The BioPen device consists of stem cells and growth factors and works on principles similar to those used in 3D printing.
When a surgeon 'draws' with the pen on the site of the injury, then live cells and growth factors are delivered inside a bio-polymer by a second, outer layer of gel material. A low powered ultra-violet light source is also used to solidify the ink during dispensing.

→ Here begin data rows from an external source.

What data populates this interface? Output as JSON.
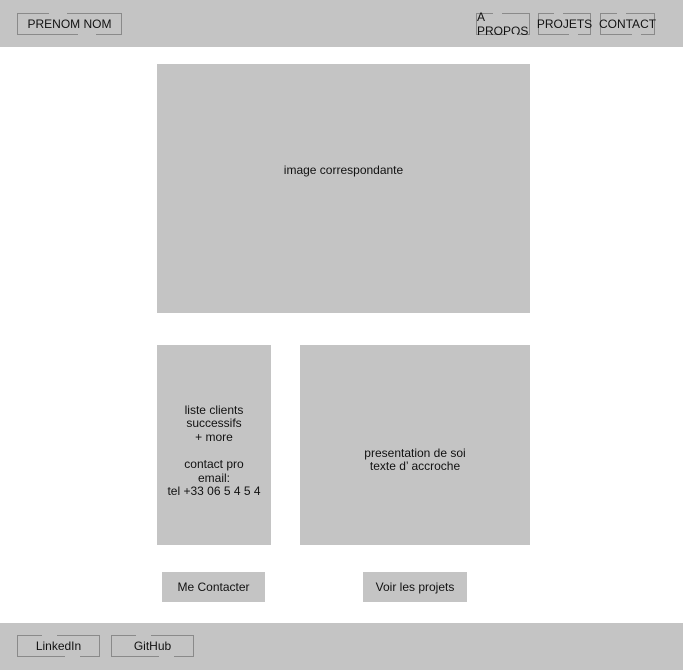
{
  "header": {
    "brand": "PRENOM NOM",
    "nav": [
      "A PROPOS",
      "PROJETS",
      "CONTACT"
    ]
  },
  "hero": {
    "image_label": "image correspondante"
  },
  "clients_panel": {
    "lines": [
      "liste clients",
      "successifs",
      "+ more",
      "",
      "contact pro",
      "email:",
      "tel +33 06 5 4 5 4"
    ]
  },
  "intro_panel": {
    "lines": [
      "presentation de soi",
      "texte d’ accroche"
    ]
  },
  "actions": {
    "contact_label": "Me Contacter",
    "projects_label": "Voir les projets"
  },
  "footer": {
    "links": [
      "LinkedIn",
      "GitHub"
    ]
  },
  "colors": {
    "placeholder_gray": "#c4c4c4",
    "background": "#ffffff"
  }
}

"This type of treatment may be suitable for repairing acutely damaged bone and cartilage, for example from sporting or motor vehicle injuries. Professor Wallace's research team brings together the science of stem cells and polymer chemistry to help surgeons design and personalize solutions for reconstructing bone and joint defects in real time", Professor Peter Choong from St Vincent's Hospital Melbourne, who will be working on optimizing the cell material for use in clinical trials, said.